(What the task requires): Every line below that carries the word "icon" needs to be copied.

[[ Material provided, beginning ]]

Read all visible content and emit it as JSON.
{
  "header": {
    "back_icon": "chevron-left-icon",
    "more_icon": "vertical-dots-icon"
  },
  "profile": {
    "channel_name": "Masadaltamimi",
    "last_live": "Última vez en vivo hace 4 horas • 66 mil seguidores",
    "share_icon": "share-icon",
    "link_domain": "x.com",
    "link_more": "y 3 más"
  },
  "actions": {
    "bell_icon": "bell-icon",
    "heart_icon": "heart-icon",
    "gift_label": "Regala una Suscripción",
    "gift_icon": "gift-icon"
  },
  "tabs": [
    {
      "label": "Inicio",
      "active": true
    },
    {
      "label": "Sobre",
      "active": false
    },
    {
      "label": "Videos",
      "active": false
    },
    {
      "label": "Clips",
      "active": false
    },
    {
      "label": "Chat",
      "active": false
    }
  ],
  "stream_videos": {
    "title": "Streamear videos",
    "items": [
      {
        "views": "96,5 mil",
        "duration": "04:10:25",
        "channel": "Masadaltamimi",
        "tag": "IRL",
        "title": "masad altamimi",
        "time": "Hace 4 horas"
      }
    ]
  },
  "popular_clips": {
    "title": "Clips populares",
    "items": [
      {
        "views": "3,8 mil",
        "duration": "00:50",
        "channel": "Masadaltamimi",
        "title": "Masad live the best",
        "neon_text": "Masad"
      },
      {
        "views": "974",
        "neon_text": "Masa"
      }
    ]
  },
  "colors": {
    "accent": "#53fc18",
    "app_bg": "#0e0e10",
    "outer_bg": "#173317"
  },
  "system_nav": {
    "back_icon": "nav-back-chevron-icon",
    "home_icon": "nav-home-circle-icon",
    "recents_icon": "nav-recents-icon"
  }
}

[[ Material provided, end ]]

(Solution for this problem):
    "back_icon": "chevron-left-icon",
    "more_icon": "vertical-dots-icon"
    "share_icon": "share-icon",
    "bell_icon": "bell-icon",
    "heart_icon": "heart-icon",
    "gift_icon": "gift-icon"
    "back_icon": "nav-back-chevron-icon",
    "home_icon": "nav-home-circle-icon",
    "recents_icon": "nav-recents-icon"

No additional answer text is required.